South African Chris Bertish reached Antigua the hard way, paddling more than two million strokes on a stand-up paddle board (SUP).
He landed in English Harbour in Antigua on Thursday, reported The Sup Magazine.
"After 93 days, and paddling over 4,000 miles Chris Bertish has completed the first ever solo unassisted transatlantic sup crossing!" announced his team on his website.
Bertish is from Cape Town.
"Final Bonus Captains Log... Ocean Date: Thurs 9th March 17' — 8am, Antigua time/2pm RSA/ 4am USA. Bringing it all in and bringing it home... Full Circle! Now do you believe in I'mPossible!" wrote Bertish in his final Captain's Log on his website.
Bertish started on December 6 in Agadir, Morocco on his customised stand-up paddle board (SUP) and paddled the equivalent of a marathon every day for 120 days, landing in Antigua in the Caribbean. He plans to finish in Florida, U.S.
He did it to raise money for three charities: the Signature of Hope Trust, which builds schools in poor areas of South Africa; the Lunchbox Fund, which feeds thousands of children; and Operation Smile, which pays for life-changing surgery for children born with cleft lips and palates.
His crossing project is described on The Sup Crossing website.
On his way to the finish on Thursday, Bertish calculated that he'd paddled 4,050 nautical miles or 7,500km, more than 2,008,800 strokes. Giving up wasn't an option, he said.
"93days at sea.. Alone!"
He's raised more than R6,500,000 for charity so far and expects that gala dinners on his return will raise as much as another R6 million.
He inpired "hundreds of thousands of people" and he set three new world records, he said.
"Kids lives this project has and now will change over the next two decades — millions!
"It took everything I had for over 5yrs, just get this project up and myself to the start line in Morocco after building the #Impifish for this specific goal and purpose in England! Then it took every fiber in my being to get through each and every day & every never ending night, day by day, stroke by stroke, over 2 million, as I paddled smiles across the Atlantic and onto the faces of millions of little children in South Africa... I took everything to stay alive for 93 days and to finish this, as giving up was never an option!"
Bertish said the last 72 hours were the most difficult of the entire crossing due to weather and the angles of his final approach — "you can wait for the book for the full story".
Bertish doesn't like being told that it's impossible to do something so constantly pushed his limits since a child. He's also a big-wave surfer.
"I use visualization and visual imaging in all of my very big project or goals I have ever fulfilled. Not just in sport, but in all areas of my life," he wrote in his Captain's Log.
"I've already lived this day 350 times over, it's been real for me for a very long time, before it's actually happened. It's like seeing the future before it happens and then creating it!
"I can watch the movie in my head over and over in full HD.
"I can see the colors perfectly and in vivid raw, rich color.

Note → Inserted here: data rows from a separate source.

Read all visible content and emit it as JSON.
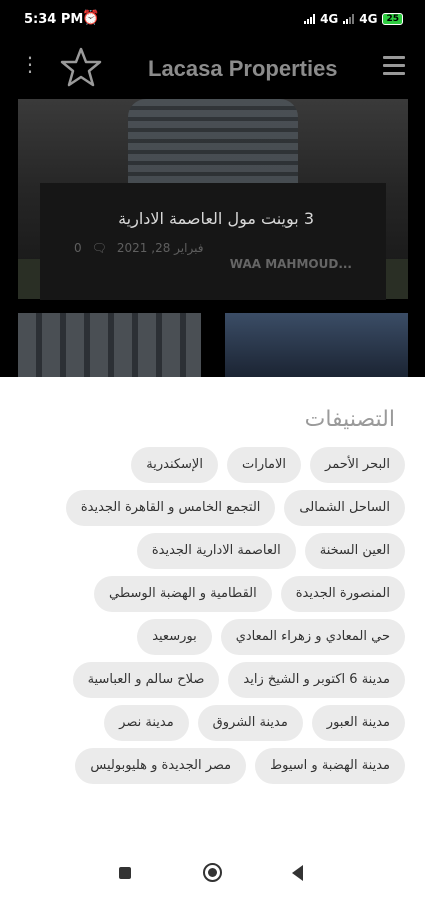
{
  "status": {
    "time": "5:34 PM",
    "net1": "4G",
    "net2": "4G",
    "battery": "25"
  },
  "appbar": {
    "title": "Lacasa Properties"
  },
  "featured": {
    "title": "3 بوينت مول العاصمة الادارية",
    "date": "فبراير 28, 2021",
    "comments": "0",
    "author": "WAA MAHMOUD..."
  },
  "sheet": {
    "heading": "التصنيفات",
    "categories": [
      "البحر الأحمر",
      "الامارات",
      "الإسكندرية",
      "الساحل الشمالى",
      "التجمع الخامس و القاهرة الجديدة",
      "العين السخنة",
      "العاصمة الادارية الجديدة",
      "المنصورة الجديدة",
      "القطامية و الهضبة الوسطي",
      "حي المعادي و زهراء المعادي",
      "بورسعيد",
      "مدينة 6 اكتوبر و الشيخ زايد",
      "صلاح سالم و العباسية",
      "مدينة العبور",
      "مدينة الشروق",
      "مدينة نصر",
      "مدينة الهضبة و اسيوط",
      "مصر الجديدة و هليوبوليس"
    ]
  }
}
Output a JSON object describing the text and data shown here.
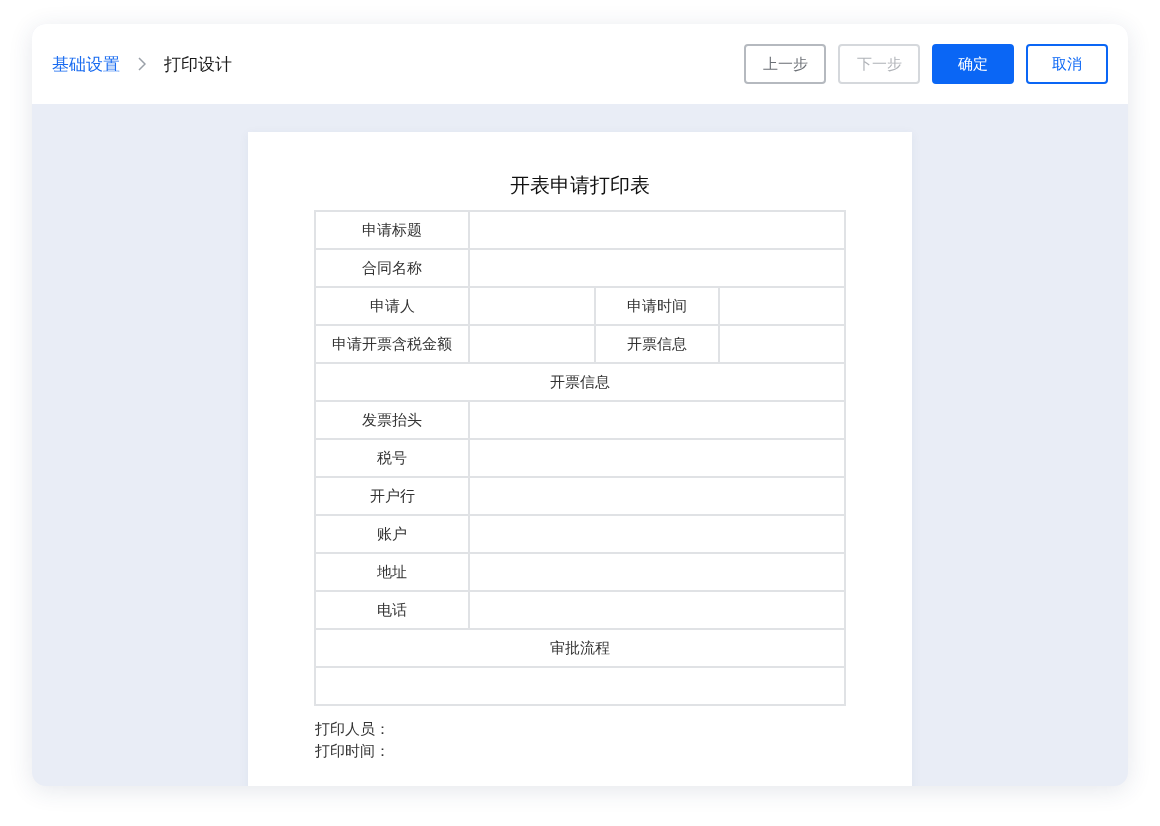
{
  "breadcrumb": [
    {
      "label": "基础设置",
      "current": false
    },
    {
      "label": "打印设计",
      "current": true
    }
  ],
  "buttons": [
    {
      "label": "上一步",
      "kind": "default",
      "disabled": false
    },
    {
      "label": "下一步",
      "kind": "default",
      "disabled": true
    },
    {
      "label": "确定",
      "kind": "primary",
      "disabled": false
    },
    {
      "label": "取消",
      "kind": "outline",
      "disabled": false
    }
  ],
  "document": {
    "title": "开表申请打印表",
    "rows": [
      {
        "kind": "pair",
        "label": "申请标题"
      },
      {
        "kind": "pair",
        "label": "合同名称"
      },
      {
        "kind": "quad",
        "labels": [
          "申请人",
          "申请时间"
        ]
      },
      {
        "kind": "quad",
        "labels": [
          "申请开票含税金额",
          "开票信息"
        ]
      },
      {
        "kind": "section",
        "label": "开票信息"
      },
      {
        "kind": "pair",
        "label": "发票抬头"
      },
      {
        "kind": "pair",
        "label": "税号"
      },
      {
        "kind": "pair",
        "label": "开户行"
      },
      {
        "kind": "pair",
        "label": "账户"
      },
      {
        "kind": "pair",
        "label": "地址"
      },
      {
        "kind": "pair",
        "label": "电话"
      },
      {
        "kind": "section",
        "label": "审批流程"
      },
      {
        "kind": "blank"
      }
    ],
    "footer": [
      "打印人员：",
      "打印时间："
    ]
  }
}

"I can hear the sounds, smell the scents in the sea air, hear the people screaming, see the water moving in perfect motion and once I can play it in moving color with sight and sound, then I start adding the emotion, the Purpose, the 'Why' and I start stacking them, on on top of another, like layers, until they are so strong and powerful that I can feel them so deeply that when I play it back over in my mind I start feeling those emotions welling up within me and I have to hold back the tears of joy/ elation and pride..."
Bertish details his story on his website and plans a book.